Articles by BRENDA CARTWRIGHT
What is a name sign, how do you use it in conversation, and how are name signs given? Read the article to find the answers.
This article is part of our “Signs That Are Close... But Not the Same” series, which highlights signs that look similar, but have different meanings. The signs discussed in this article include food signs: (1) Breakfast vs. Lunch vs. Dinner, (2) Soft Drink vs. Tea vs. Vote, (3) Apple vs. Onion, (4) Water vs. Wine, (5) Eggs vs. Easter, (6) Turkey vs. Dirty vs. Pig, (7) Corn on the Cob vs. Sandwich vs. Picnic, (8) Hamburger vs. Cheeseburger, (9) French Fries vs. 99, (10) Cookie vs. Pie, and (11) Favorite vs. Taste vs. Lucky
Learn how to sign each of the 50 U.S. state names in ASL. Not all states are signed using the same method... some are signed by letter fingerspelling and some have an established sign. Read the article to learn the signs, finding tips, word lists and images to help!
This article is part of our “Signs That Are Close... But Not the Same” series, which highlights signs that look similar, but have different meanings. The signs discussed in this article include family signs: (1) Family vs. Class vs. Team, (2) Girl vs. Aunt vs. Daily, (3) One-Handed Family Signs, (4) Man vs. Woman, (5) Two-Handed Family Signs, and (6) Child vs. Children
Warm-up exercises are essential for signers and deter the possibility of injuries and cumulative trauma disorders.
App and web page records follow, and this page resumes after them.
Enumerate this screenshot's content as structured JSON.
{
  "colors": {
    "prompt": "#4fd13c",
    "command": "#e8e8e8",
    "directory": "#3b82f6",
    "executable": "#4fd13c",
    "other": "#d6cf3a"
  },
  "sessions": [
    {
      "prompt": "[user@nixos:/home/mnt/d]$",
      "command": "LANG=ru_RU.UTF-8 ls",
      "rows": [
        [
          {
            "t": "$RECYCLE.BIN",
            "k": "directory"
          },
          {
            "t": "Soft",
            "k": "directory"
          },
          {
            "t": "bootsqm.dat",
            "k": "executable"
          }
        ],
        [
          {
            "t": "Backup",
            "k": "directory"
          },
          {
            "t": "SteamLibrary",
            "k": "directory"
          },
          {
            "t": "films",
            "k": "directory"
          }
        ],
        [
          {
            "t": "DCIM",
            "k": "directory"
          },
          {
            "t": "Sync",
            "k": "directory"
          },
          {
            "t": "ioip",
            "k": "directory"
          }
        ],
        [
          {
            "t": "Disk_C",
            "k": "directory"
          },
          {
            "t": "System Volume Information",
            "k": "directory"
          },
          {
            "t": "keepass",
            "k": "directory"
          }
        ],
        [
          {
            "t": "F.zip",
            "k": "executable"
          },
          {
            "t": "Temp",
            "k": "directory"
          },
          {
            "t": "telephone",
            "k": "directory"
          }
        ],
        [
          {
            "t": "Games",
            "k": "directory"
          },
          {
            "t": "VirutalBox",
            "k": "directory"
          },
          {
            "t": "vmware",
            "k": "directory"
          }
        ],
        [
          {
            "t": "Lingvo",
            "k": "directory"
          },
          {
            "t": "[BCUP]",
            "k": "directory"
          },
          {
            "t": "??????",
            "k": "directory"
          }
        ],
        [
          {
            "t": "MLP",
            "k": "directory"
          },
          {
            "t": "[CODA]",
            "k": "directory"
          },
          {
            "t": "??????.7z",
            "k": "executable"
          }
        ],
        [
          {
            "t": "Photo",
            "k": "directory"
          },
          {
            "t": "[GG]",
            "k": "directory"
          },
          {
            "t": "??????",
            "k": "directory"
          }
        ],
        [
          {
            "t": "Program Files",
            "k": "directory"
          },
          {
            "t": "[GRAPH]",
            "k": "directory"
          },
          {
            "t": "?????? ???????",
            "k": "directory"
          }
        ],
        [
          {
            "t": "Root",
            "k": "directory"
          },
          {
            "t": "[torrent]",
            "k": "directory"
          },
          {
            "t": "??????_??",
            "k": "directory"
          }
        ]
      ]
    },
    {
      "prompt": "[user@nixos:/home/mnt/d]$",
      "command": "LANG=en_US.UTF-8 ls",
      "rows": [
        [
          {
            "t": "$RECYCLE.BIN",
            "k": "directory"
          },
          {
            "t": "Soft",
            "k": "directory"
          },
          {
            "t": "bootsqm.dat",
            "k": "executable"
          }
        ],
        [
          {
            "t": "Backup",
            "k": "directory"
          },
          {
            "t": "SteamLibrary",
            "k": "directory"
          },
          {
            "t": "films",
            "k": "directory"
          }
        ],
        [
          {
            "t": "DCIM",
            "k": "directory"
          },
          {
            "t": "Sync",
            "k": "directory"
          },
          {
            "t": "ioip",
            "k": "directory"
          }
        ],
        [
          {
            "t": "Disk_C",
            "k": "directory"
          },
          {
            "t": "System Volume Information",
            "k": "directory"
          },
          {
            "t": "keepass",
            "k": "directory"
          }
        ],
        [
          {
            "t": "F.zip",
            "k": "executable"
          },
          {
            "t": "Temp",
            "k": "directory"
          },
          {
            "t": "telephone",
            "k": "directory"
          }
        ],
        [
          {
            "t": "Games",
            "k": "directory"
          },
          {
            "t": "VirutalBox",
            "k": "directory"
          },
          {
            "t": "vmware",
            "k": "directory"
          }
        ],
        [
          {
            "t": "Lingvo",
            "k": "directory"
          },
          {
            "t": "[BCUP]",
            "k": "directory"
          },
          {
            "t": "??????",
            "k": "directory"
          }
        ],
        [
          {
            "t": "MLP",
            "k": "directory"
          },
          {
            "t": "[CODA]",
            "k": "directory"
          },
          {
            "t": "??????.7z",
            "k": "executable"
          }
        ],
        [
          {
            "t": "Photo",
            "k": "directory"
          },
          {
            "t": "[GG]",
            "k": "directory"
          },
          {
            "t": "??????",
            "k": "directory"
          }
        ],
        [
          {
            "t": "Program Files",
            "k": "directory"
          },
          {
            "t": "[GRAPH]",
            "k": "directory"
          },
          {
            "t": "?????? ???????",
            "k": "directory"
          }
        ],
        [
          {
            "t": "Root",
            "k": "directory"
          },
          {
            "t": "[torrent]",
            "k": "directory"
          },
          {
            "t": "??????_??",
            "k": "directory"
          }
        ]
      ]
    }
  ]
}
Read the article to find a variety of great stretches to get you warmed up for signing and especially for fingerspelling practice!
Closed captioning took well over 30 years to appear after the onset of television programming. With laws now in place to mandate closed captioning for all new video programming, Deaf and hard of hearing consumers may finally make the most of watching television. However, captions benefit more than just the deaf — second language viewers, elderly with hearing issues, children learning to read, and really anyone watching a movie or show with audio that may be unclear at times (like characters speaking quickly or excitedly or with an accent) or when watching in a loud environment.
How does a deaf person feel when a hearing person approaches them in public and tries to use sign language?
Should a hearing person approach an unfamiliar deaf person in public and try signing? Read the article to learn about social cues and keeping common courtesies in mind.
This article is part of our “Signs That Are Close... But Not the Same” series, which highlights signs that look similar, but have different meanings. The signs discussed in this article include signs used when beginning to sign and having conversations: (1) Please vs. Sorry, (2) Please vs. Enjoy, (3) Understand vs. Don't Understand, (4) Know vs. Don't Know, (5) Help Me vs. Help You, (6) Friend vs. Good Friend, (7) Learn vs. Student, and (8) Teach vs. Teacher
ASL fingerspelling has interesting historical roots. Read the article to learn about the history behind the hand shapes.